▶ Task requirements
For the records that follow, work out how many lines include "data" and give only that count.

▶ Extracted records
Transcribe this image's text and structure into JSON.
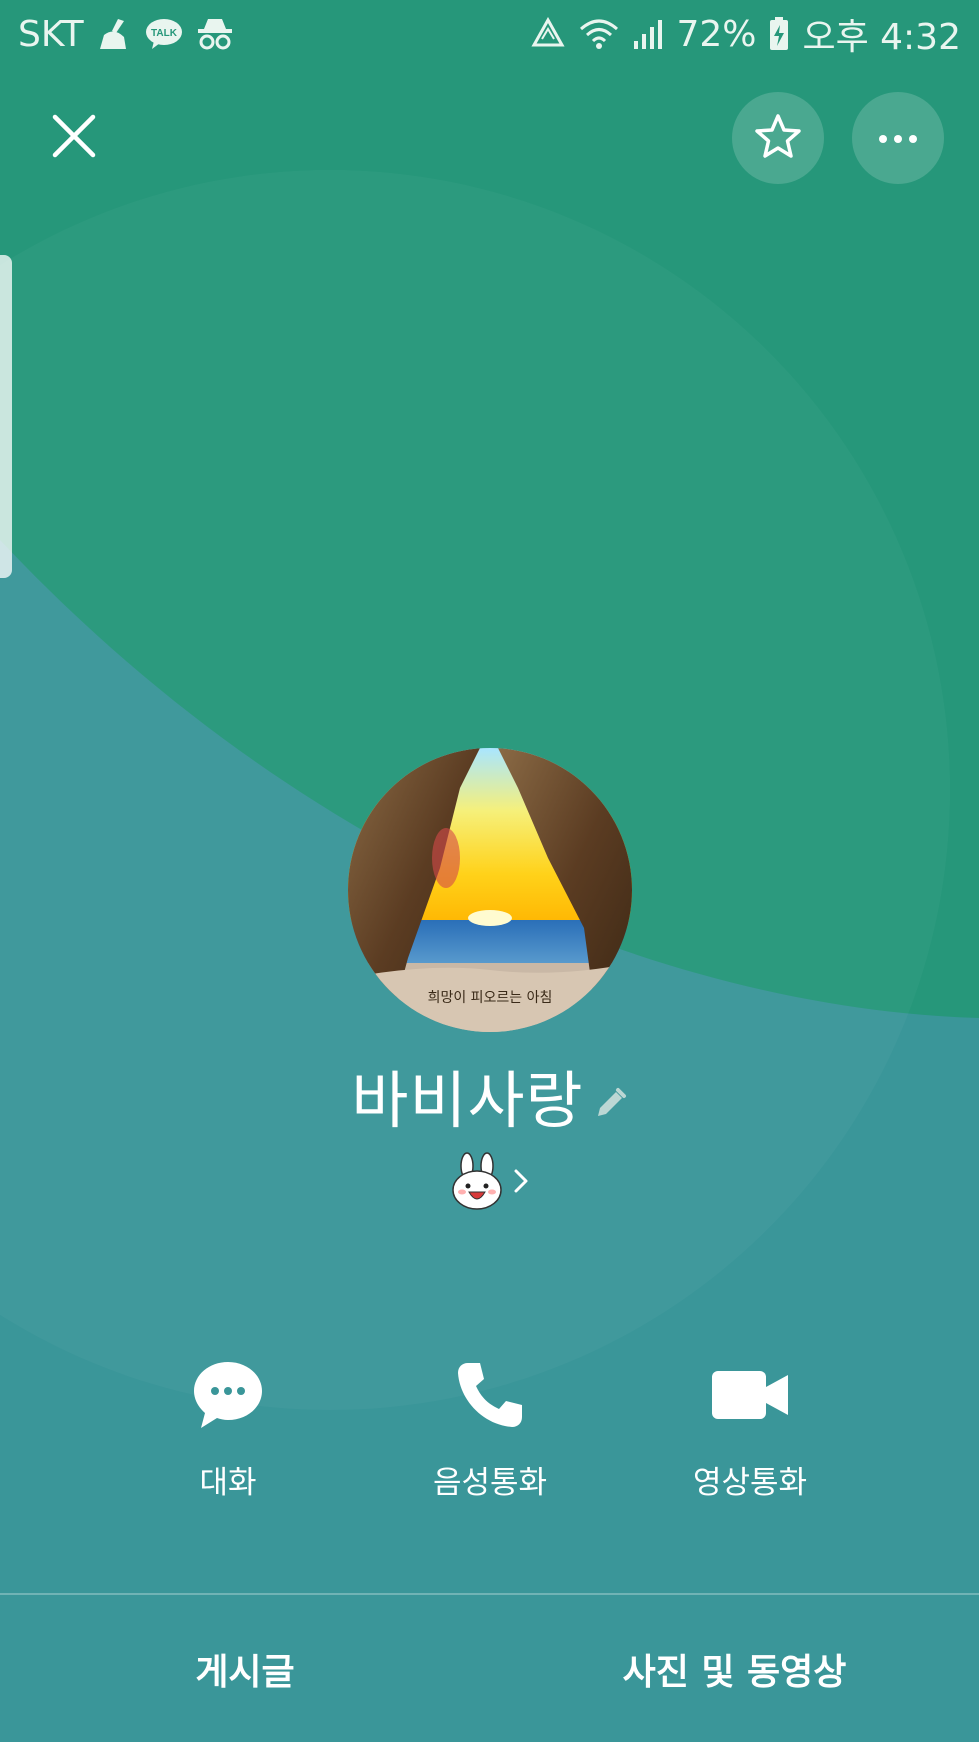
{
  "status_bar": {
    "carrier": "SKT",
    "battery": "72%",
    "time": "오후 4:32",
    "left_icons": [
      "broom-icon",
      "kakaotalk-icon",
      "incognito-icon"
    ],
    "left_icon_text": "TALK",
    "right_icons": [
      "data-saver-icon",
      "wifi-icon",
      "signal-icon",
      "battery-charging-icon"
    ]
  },
  "top_bar": {
    "close_icon": "close-icon",
    "favorite_icon": "star-icon",
    "more_icon": "more-dots-icon"
  },
  "profile": {
    "name": "바비사랑",
    "edit_icon": "pencil-icon",
    "status_icon": "bunny-emoticon-icon",
    "avatar_caption": "희망이 피오르는 아침"
  },
  "actions": [
    {
      "label": "대화",
      "icon": "chat-bubble-icon"
    },
    {
      "label": "음성통화",
      "icon": "phone-icon"
    },
    {
      "label": "영상통화",
      "icon": "video-camera-icon"
    }
  ],
  "tabs": [
    {
      "label": "게시글"
    },
    {
      "label": "사진 및 동영상"
    }
  ],
  "colors": {
    "background_green": "#26977a",
    "background_teal": "#3a9699",
    "text": "#ffffff"
  }
}
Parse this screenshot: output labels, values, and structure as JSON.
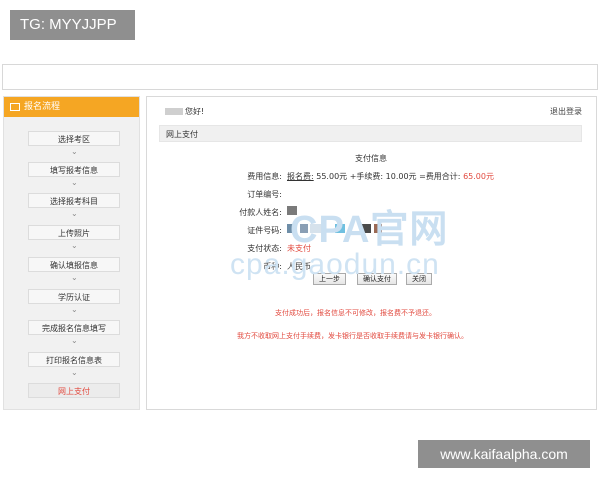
{
  "tag": "TG: MYYJJPP",
  "site_url": "www.kaifaalpha.com",
  "watermark": {
    "line1": "CPA官网",
    "line2": "cpa.gaodun.cn"
  },
  "sidebar": {
    "title": "报名流程",
    "steps": [
      {
        "label": "选择考区"
      },
      {
        "label": "填写报考信息"
      },
      {
        "label": "选择报考科目"
      },
      {
        "label": "上传照片"
      },
      {
        "label": "确认填报信息"
      },
      {
        "label": "学历认证"
      },
      {
        "label": "完成报名信息填写"
      },
      {
        "label": "打印报名信息表"
      },
      {
        "label": "网上支付"
      }
    ],
    "active_index": 8
  },
  "main": {
    "greeting": "您好!",
    "logout": "退出登录",
    "section": "网上支付",
    "info_title": "支付信息",
    "fee_label": "费用信息:",
    "fee_reg_label": "报名费:",
    "fee_reg_value": "55.00元",
    "fee_handling": "+手续费:",
    "fee_handling_value": "10.00元",
    "fee_total_label": "=费用合计:",
    "fee_total_value": "65.00元",
    "order_label": "订单编号:",
    "payer_label": "付款人姓名:",
    "id_label": "证件号码:",
    "status_label": "支付状态:",
    "status_value": "未支付",
    "currency_label": "币种:",
    "currency_value": "人民币",
    "buttons": {
      "prev": "上一步",
      "confirm": "确认支付",
      "close": "关闭"
    },
    "notice1": "支付成功后，报名信息不可修改，报名费不予退还。",
    "notice2": "我方不收取网上支付手续费，发卡银行是否收取手续费请与发卡银行确认。"
  },
  "colors": {
    "accent": "#f5a623",
    "alert": "#e24a3f"
  }
}
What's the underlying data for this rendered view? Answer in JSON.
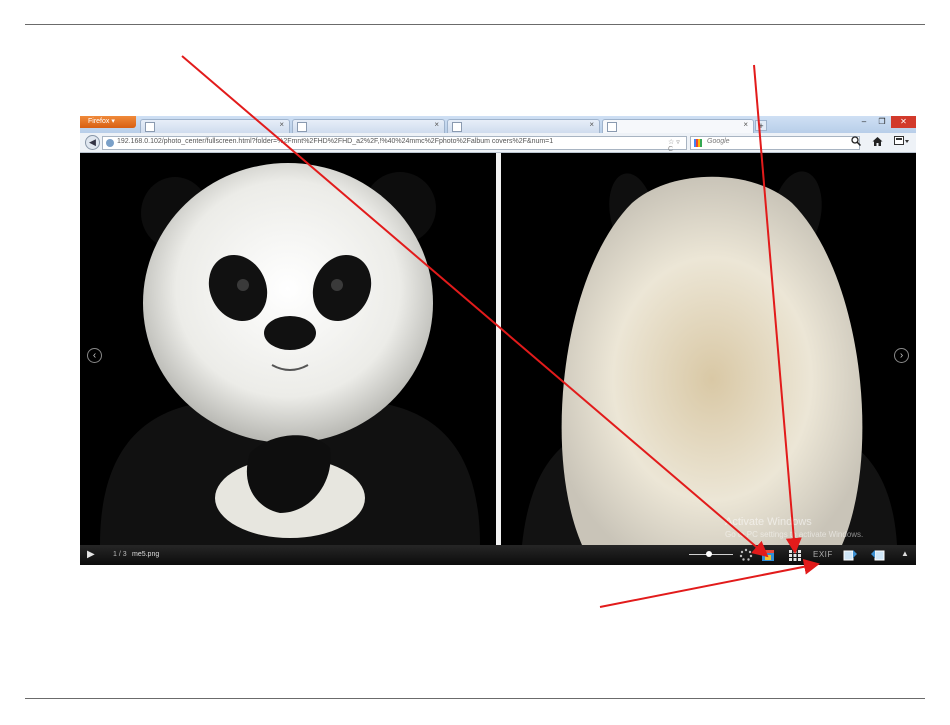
{
  "browser": {
    "menu_button": "Firefox",
    "tab_close": "×",
    "new_tab": "+",
    "win_min": "‒",
    "win_max": "❐",
    "win_close": "✕",
    "url": "192.168.0.102/photo_center/fullscreen.html?folder=%2Fmnt%2FHD%2FHD_a2%2F,!%40%24mmc%2Fphoto%2Falbum covers%2F&num=1",
    "url_icons": "☆ ▿ C",
    "search_placeholder": "Google",
    "icons": {
      "back": "back-arrow-icon",
      "site": "globe-icon",
      "search_engine": "google-icon",
      "search": "magnifier-icon",
      "home": "home-icon",
      "menu": "menu-icon"
    }
  },
  "viewer": {
    "prev": "‹",
    "next": "›",
    "watermark_title": "Activate Windows",
    "watermark_sub": "Go to PC settings to activate Windows."
  },
  "toolbar": {
    "play": "▶",
    "counter": "1 / 3",
    "filename": "me5.png",
    "exif": "EXIF",
    "up": "▲",
    "icons": [
      "zoom-slider-icon",
      "loading-spinner-icon",
      "calendar-icon",
      "grid-view-icon",
      "exif-icon",
      "rotate-left-icon",
      "rotate-right-icon",
      "toggle-up-icon"
    ]
  },
  "colors": {
    "annotation_arrow": "#e21b1b",
    "firefox_button": "#e8711f",
    "close_button": "#d23a2b",
    "viewer_bg": "#000000"
  }
}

▶ Output of the task
2